One of the major advantages of being a private corporation is the ability to make fast decisions. Large corporations may have a large board of directors, with a number of officers and shareholders. Therefore, large corporations have to undergo votes by all shareholders to decide on corporate initiatives. It may take much longer to assemble shareholders of a large public corporation, as opposed to a privately held corporation with a small number of shareholders. In fact, privately held corporations may have one owner who acts as the director, shareholder and officer of the corporation. In this instance, all corporate responsibilities rest with one owner or shareholder.
One of the primary reasons small businesses form a private corporation is to protect their personal assets. Private corporations are just like any other corporation in terms of asset protection. Any debts or obligations of a private corporation are separate from the personal assets of its shareholders.
Pass Through Tax
Privately held corporations may elect to be recognized as an S corporation. This will allow shareholders of the private corporation to pass through their share of profits and losses to their individual, or joint tax returns. The alternative, being recognized as a C corporation, leads to double taxation.
There is a significant amount of paperwork involved when operating a privately held corporation. Closely held corporations must keep detailed records of corporate meetings and minutes. Corporate tax returns and annual reports must be filed in a timely fashion. Private corporations must keep finances of the corporation separate from personal assets, even if the corporation has a single owner.
Ability to Raise Capital
Privately held corporations aren't able to raise capital as easy as larger, publicly traded companies. Public corporations are able to raise money by issuing new stock, which may be traded on Nasdaq or the New York Stock Exchange.
- Allbusiness.com: Public vs.Private
- Internal Revenue Service. "About Form 1120-S, U.S. Income Tax Return for an S Corporation." Accessed Jan. 20, 2020.
- Internal Revenue Service. "2019 Instructions for Form 1120S," Page 21. Accessed Jan. 20, 2020.
- Internal Revenue Service. "About Form 1065, U.S. Return of Partnership Income." Accessed Jan. 20, 2020.
- Internal Revenue Service. "2019 Instructions for Form 1120S," Page 2. Accessed Jan. 8, 2020.
- Internal Revenue Service. "S Corporations." Accessed Jan. 8, 2020.
Christopher Carter loves writing business, health and sports articles.
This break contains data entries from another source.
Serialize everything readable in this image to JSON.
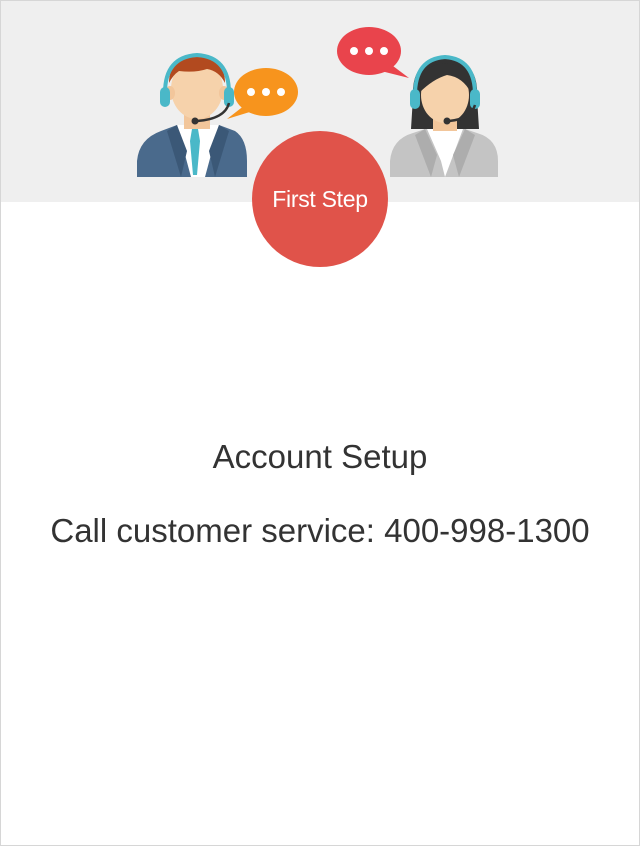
{
  "step_badge": {
    "label": "First Step",
    "color": "#e0534a"
  },
  "content": {
    "title": "Account Setup",
    "subtitle": "Call customer service: 400-998-1300"
  },
  "illustration": {
    "left_agent_icon": "male-support-agent-icon",
    "right_agent_icon": "female-support-agent-icon",
    "left_bubble_color": "#f7941d",
    "right_bubble_color": "#e9444c"
  }
}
He enjoys finding ways to communicate important information in a meaningful way to others. Carter earned his Bachelor of Science in accounting from Eastern Illinois University.